Mentions: PTE was the earliest intervention performed for portal hypertension and was first described by Lunderquist and Vang in 1974 to treat intractable variceal bleeding. In this technique, the portal vein is catheterized by a percutaneous transhepatic approach and the gastric vein feeding the varix is embolized with ethanol, steel coils, or cyanoacrylate glue [Figure 9]. When first described, PTE appeared to be a highly effective procedure, successfully controlling bleeding in 70-90% of patients. However, the underlying PHT was unaffected and, consequently, bleeding recurred in 38-70% of patients within 6 months and in 71-90% after 2 years. In addition, it carried a failure rate of 9%, particularly in patients with portal vein thrombosis or small livers with marked ascites.[34] PTE itself was responsible for inducing portal vein thrombosis in up to 36% of patients.[35] All these factors, and the emergence of endoscopic therapy (EST), led to a decline in the procedure; EST had better survival rates and lower rebleeding rates. The introduction of TIPS and BRTO further antiquated the procedure, and PTE is now very rarely performed.

Bottom Line: Various procedures are currently available, the choice depending on the etiology and location of disease, the pathoanatomy, and the symptomatology.The main aim of any procedure is to reduce the portal pressure by either direct or indirect methods.This can be achieved with transjugular intrahepatic portosystemic shunt (TIPS), recanalization of the hepatic vein outflow, recanalization of the portal vein and its tributaries, recanalization of dysfunctional portosystemic shunts, partial splenic embolization, and embolization of arterioportal shunts.

View Article: PubMed Central - PubMed

Affiliation: Department of Radiology, Tan Tock Seng Hospital, 11 Jalan Tan Tock Seng, 308433, Singapore.

ABSTRACT
From being a mere (though important) diagnostic tool, radiology has evolved to become an integral part of therapy in portal hypertension today. Various procedures are currently available, the choice depending on the etiology and location of disease, the pathoanatomy, and the symptomatology. The main aim of any procedure is to reduce the portal pressure by either direct or indirect methods. This can be achieved with transjugular intrahepatic portosystemic shunt (TIPS), recanalization of the hepatic vein outflow, recanalization of the portal vein and its tributaries, recanalization of dysfunctional portosystemic shunts, partial splenic embolization, and embolization of arterioportal shunts.

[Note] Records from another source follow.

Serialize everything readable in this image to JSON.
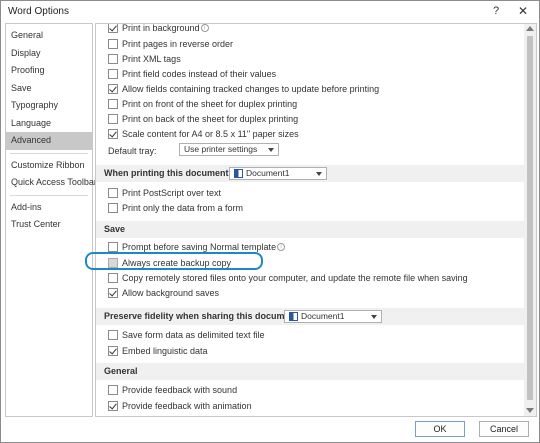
{
  "window": {
    "title": "Word Options",
    "help": "?",
    "close": "✕"
  },
  "sidebar": {
    "items": [
      {
        "label": "General"
      },
      {
        "label": "Display"
      },
      {
        "label": "Proofing"
      },
      {
        "label": "Save"
      },
      {
        "label": "Typography"
      },
      {
        "label": "Language"
      },
      {
        "label": "Advanced"
      },
      {
        "label": "Customize Ribbon"
      },
      {
        "label": "Quick Access Toolbar"
      },
      {
        "label": "Add-ins"
      },
      {
        "label": "Trust Center"
      }
    ],
    "selected": "Advanced"
  },
  "print_options": [
    {
      "label": "Print in background",
      "checked": true
    },
    {
      "label": "Print pages in reverse order",
      "checked": false
    },
    {
      "label": "Print XML tags",
      "checked": false
    },
    {
      "label": "Print field codes instead of their values",
      "checked": false
    },
    {
      "label": "Allow fields containing tracked changes to update before printing",
      "checked": true
    },
    {
      "label": "Print on front of the sheet for duplex printing",
      "checked": false
    },
    {
      "label": "Print on back of the sheet for duplex printing",
      "checked": false
    },
    {
      "label": "Scale content for A4 or 8.5 x 11\" paper sizes",
      "checked": true
    }
  ],
  "default_tray": {
    "label": "Default tray:",
    "value": "Use printer settings"
  },
  "when_printing": {
    "header": "When printing this document:",
    "document": "Document1",
    "options": [
      {
        "label": "Print PostScript over text",
        "checked": false
      },
      {
        "label": "Print only the data from a form",
        "checked": false
      }
    ]
  },
  "save_section": {
    "header": "Save",
    "options": [
      {
        "label": "Prompt before saving Normal template",
        "checked": false
      },
      {
        "label": "Always create backup copy",
        "checked": false
      },
      {
        "label": "Copy remotely stored files onto your computer, and update the remote file when saving",
        "checked": false
      },
      {
        "label": "Allow background saves",
        "checked": true
      }
    ]
  },
  "preserve_fidelity": {
    "header": "Preserve fidelity when sharing this document:",
    "document": "Document1",
    "options": [
      {
        "label": "Save form data as delimited text file",
        "checked": false
      },
      {
        "label": "Embed linguistic data",
        "checked": true
      }
    ]
  },
  "general_section": {
    "header": "General",
    "options": [
      {
        "label": "Provide feedback with sound",
        "checked": false
      },
      {
        "label": "Provide feedback with animation",
        "checked": true
      }
    ]
  },
  "buttons": {
    "ok": "OK",
    "cancel": "Cancel"
  },
  "colors": {
    "accent": "#1e88c7",
    "selected_nav": "#c8c8c8",
    "section_bg": "#f0f0f0"
  }
}
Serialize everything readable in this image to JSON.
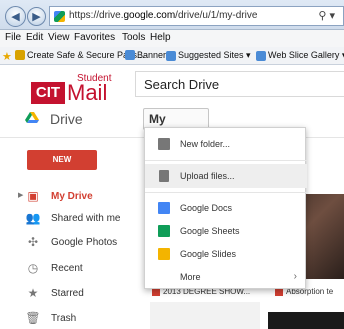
{
  "browser": {
    "url_prefix": "https://drive.",
    "url_domain": "google.com",
    "url_path": "/drive/u/1/my-drive",
    "search_glyph": "⚲ ▾",
    "back_glyph": "◀",
    "forward_glyph": "▶"
  },
  "menu": [
    "File",
    "Edit",
    "View",
    "Favorites",
    "Tools",
    "Help"
  ],
  "favorites": [
    {
      "label": "Create Safe & Secure Pass...",
      "icon": "shield-icon",
      "color": "#d8a200"
    },
    {
      "label": "Banner",
      "icon": "page-icon",
      "color": "#4a8bd6"
    },
    {
      "label": "Suggested Sites ▾",
      "icon": "page-icon",
      "color": "#4a8bd6"
    },
    {
      "label": "Web Slice Gallery ▾",
      "icon": "page-icon",
      "color": "#4a8bd6"
    }
  ],
  "logo": {
    "student": "Student",
    "cit": "CIT",
    "mail": "Mail"
  },
  "search": {
    "placeholder": "Search Drive"
  },
  "app": {
    "title": "Drive",
    "my_drive_button": "My Drive",
    "caret": "▼"
  },
  "sidebar": {
    "new_label": "NEW",
    "items": [
      {
        "label": "My Drive",
        "icon": "folder-icon",
        "glyph": "▣",
        "active": true
      },
      {
        "label": "Shared with me",
        "icon": "people-icon",
        "glyph": "👥",
        "active": false
      },
      {
        "label": "Google Photos",
        "icon": "pinwheel-icon",
        "glyph": "✣",
        "active": false
      },
      {
        "label": "Recent",
        "icon": "clock-icon",
        "glyph": "◷",
        "active": false
      },
      {
        "label": "Starred",
        "icon": "star-icon",
        "glyph": "★",
        "active": false
      },
      {
        "label": "Trash",
        "icon": "trash-icon",
        "glyph": "🗑",
        "active": false
      }
    ]
  },
  "dropdown": {
    "items": [
      {
        "label": "New folder...",
        "icon": "new-folder-icon",
        "color": "#777777"
      },
      {
        "label": "Upload files...",
        "icon": "upload-files-icon",
        "color": "#777777"
      },
      {
        "label": "Google Docs",
        "icon": "google-docs-icon",
        "color": "#4285f4"
      },
      {
        "label": "Google Sheets",
        "icon": "google-sheets-icon",
        "color": "#0f9d58"
      },
      {
        "label": "Google Slides",
        "icon": "google-slides-icon",
        "color": "#f4b400"
      },
      {
        "label": "More",
        "icon": "",
        "color": ""
      }
    ],
    "more_arrow": "›"
  },
  "files": [
    {
      "label": "2013 DEGREE SHOW...",
      "icon": "image-file-icon",
      "color": "#d23f31"
    },
    {
      "label": "Absorption te",
      "icon": "image-file-icon",
      "color": "#d23f31"
    }
  ]
}
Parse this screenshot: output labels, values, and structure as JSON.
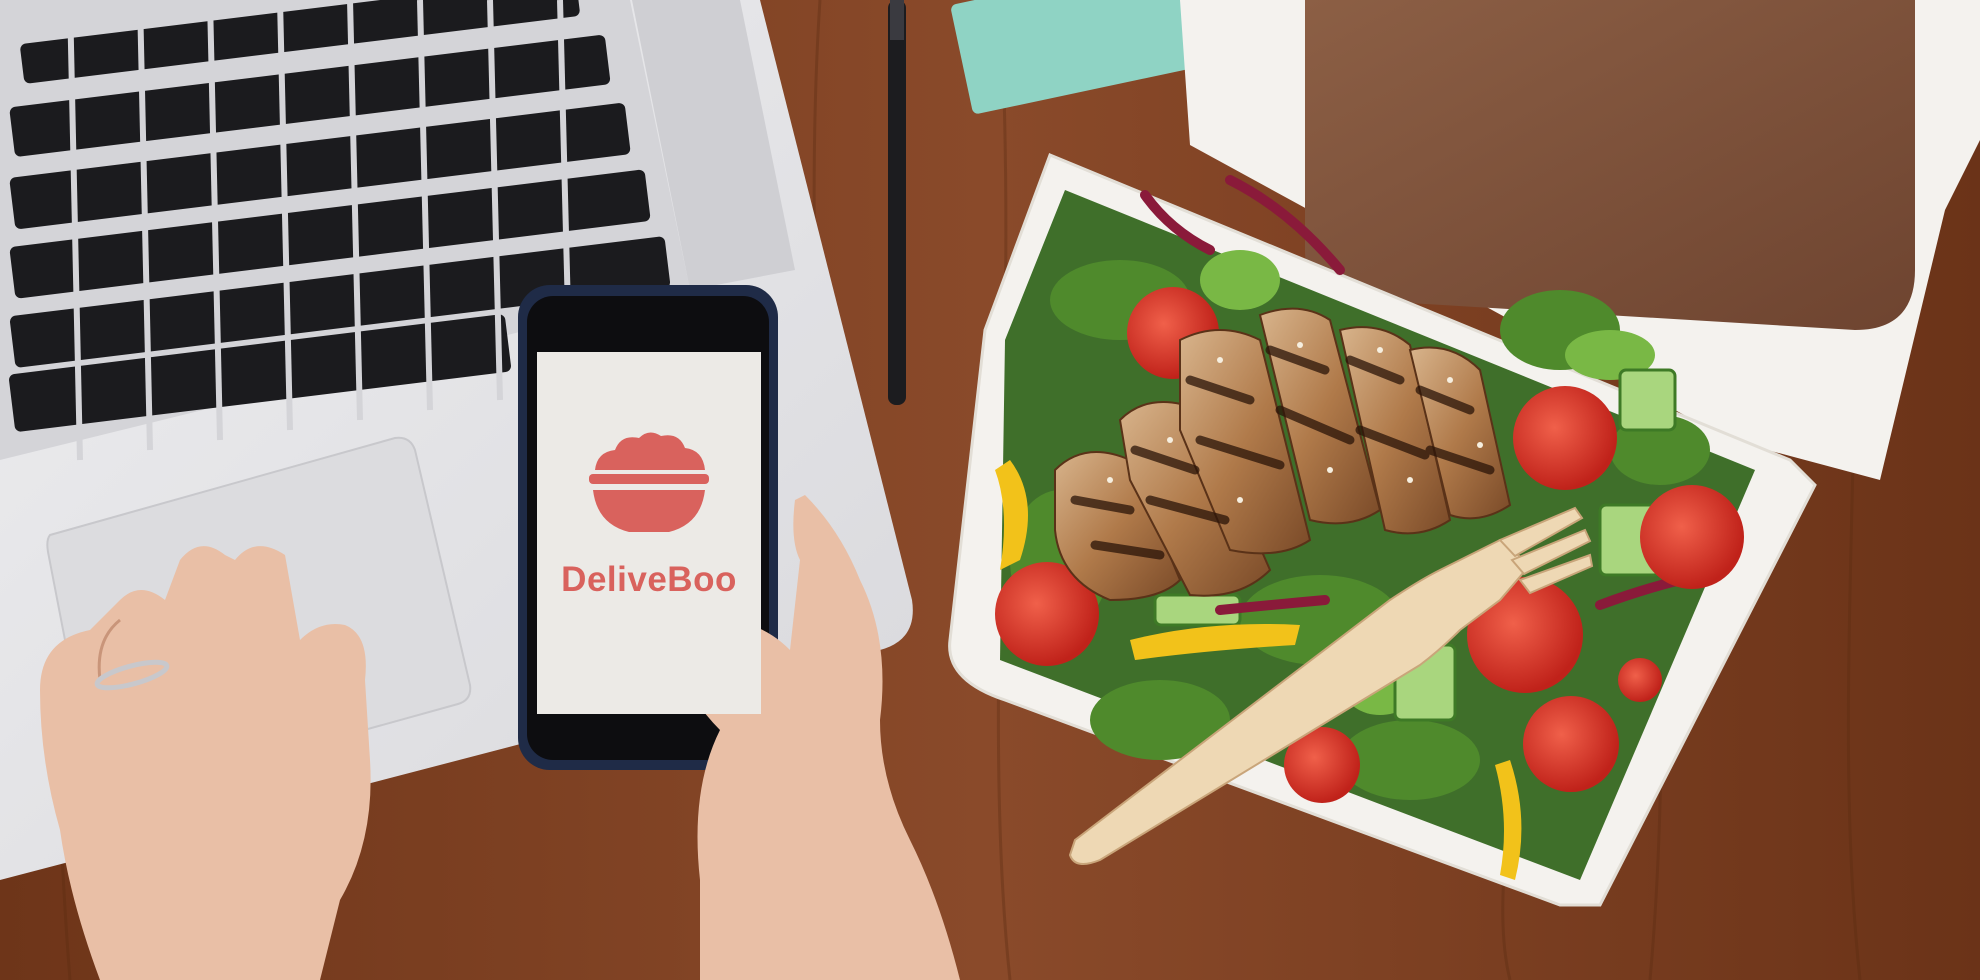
{
  "app": {
    "brand_name": "DeliveBoo",
    "brand_color": "#d9625d",
    "logo_icon": "food-bowl-icon",
    "screen_background": "#eceae6"
  },
  "scene": {
    "desk_color": "#7a3e22",
    "laptop_color": "#e6e6e8",
    "phone_case_color": "#1f2b47",
    "box_color": "#f4f2ee"
  }
}
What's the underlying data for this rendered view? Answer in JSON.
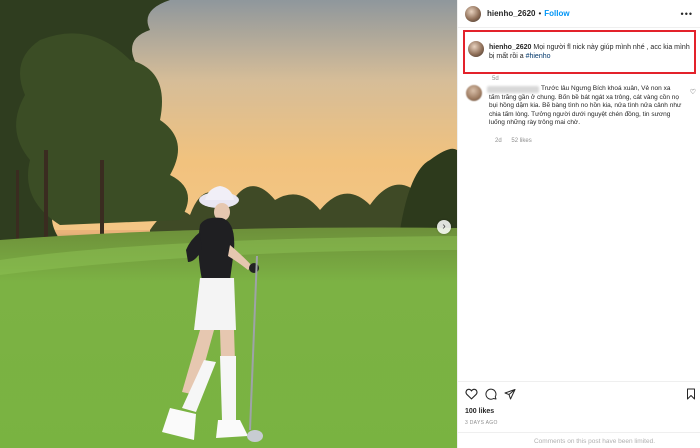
{
  "post": {
    "username": "hienho_2620",
    "follow_label": "Follow",
    "more_label": "•••",
    "next_arrow": "›"
  },
  "caption": {
    "username": "hienho_2620",
    "text": "Mọi người fl nick này giúp mình nhé , acc kia mình bị mất rồi a",
    "hashtag": "#hienho",
    "time": "5d",
    "highlight_color": "#e3222b"
  },
  "comment": {
    "text": "Trước lâu Ngưng Bích khoá xuân, Vẻ non xa tấm trăng gần ở chung. Bốn bề bát ngát xa trông, cát vàng cồn nọ bụi hồng dặm kia. Bẽ bàng tình no hồn kia, nửa tình nửa cảnh như chia tấm lòng. Tưởng người dưới nguyệt chén đồng, tin sương luống những rày trông mai chờ.",
    "time": "2d",
    "likes": "52 likes"
  },
  "actions": {
    "like_icon": "heart-icon",
    "comment_icon": "comment-icon",
    "share_icon": "share-icon",
    "save_icon": "bookmark-icon"
  },
  "likes_count": "100 likes",
  "date": "3 DAYS AGO",
  "comments_limited": "Comments on this post have been limited.",
  "colors": {
    "link": "#0095f6",
    "hashtag": "#00376b",
    "meta": "#8e8e8e"
  }
}
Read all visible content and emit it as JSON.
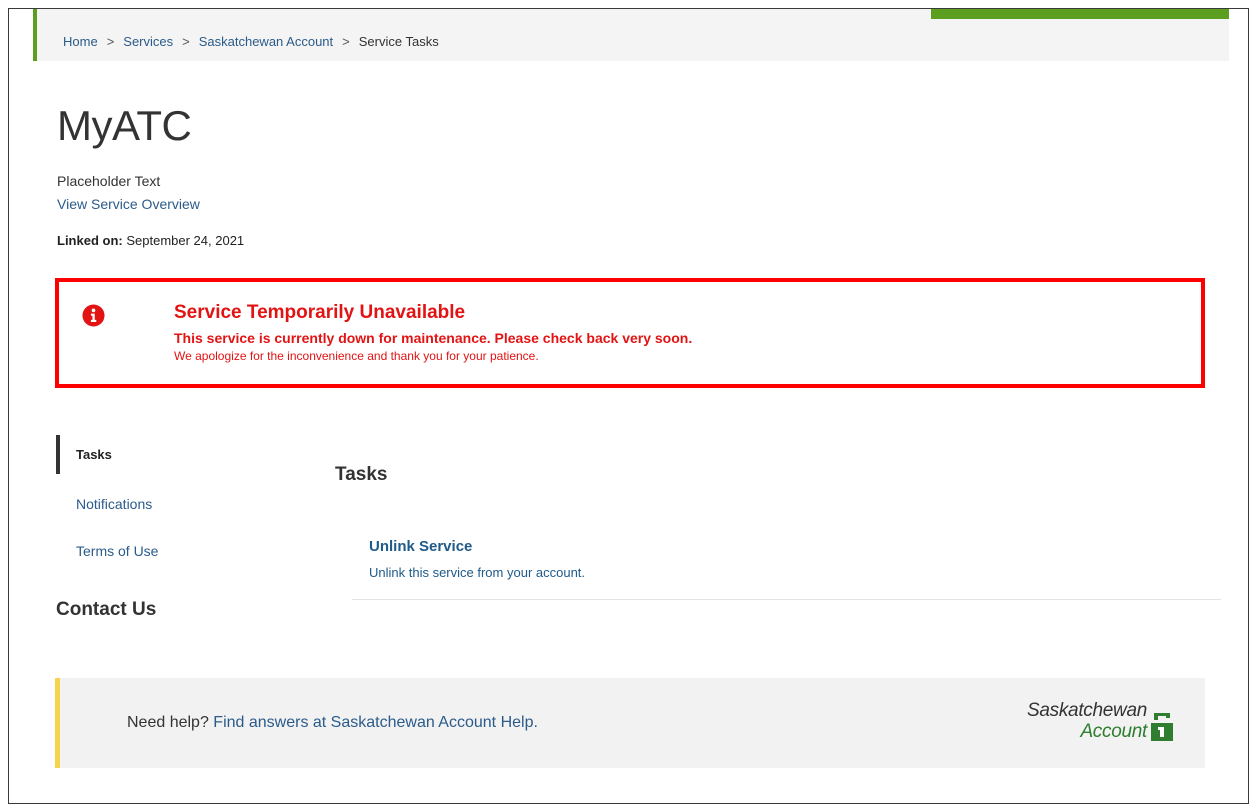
{
  "breadcrumb": {
    "items": [
      "Home",
      "Services",
      "Saskatchewan Account"
    ],
    "current": "Service Tasks",
    "separator": ">"
  },
  "page": {
    "title": "MyATC",
    "placeholder_text": "Placeholder Text",
    "overview_link": "View Service Overview",
    "linked_label": "Linked on:",
    "linked_date": "September 24, 2021"
  },
  "alert": {
    "icon": "info-circle-icon",
    "title": "Service Temporarily Unavailable",
    "message": "This service is currently down for maintenance. Please check back very soon.",
    "subtext": "We apologize for the inconvenience and thank you for your patience.",
    "color": "#e21313"
  },
  "sidenav": {
    "items": [
      "Tasks",
      "Notifications",
      "Terms of Use"
    ],
    "active": "Tasks"
  },
  "contact_heading": "Contact Us",
  "tasks": {
    "heading": "Tasks",
    "items": [
      {
        "title": "Unlink Service",
        "description": "Unlink this service from your account."
      }
    ]
  },
  "help": {
    "prefix": "Need help?",
    "link": "Find answers at Saskatchewan Account Help."
  },
  "logo": {
    "line1": "Saskatchewan",
    "line2": "Account"
  },
  "colors": {
    "accent_green": "#5c9e1f",
    "link_blue": "#2b5b8a",
    "help_accent": "#f5d44c"
  }
}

When any of these procedures cannot be performed due to anatomical or physiological reasons, the symptoms can often be controlled effectively with embolization of varices or balloon-occluded retrograde transvenous obliteration of varices (BRTO). This article briefly describes the procedures, their results, and their current status in the treatment of portal hypertension.

No MeSH data available.


Related in: MedlinePlus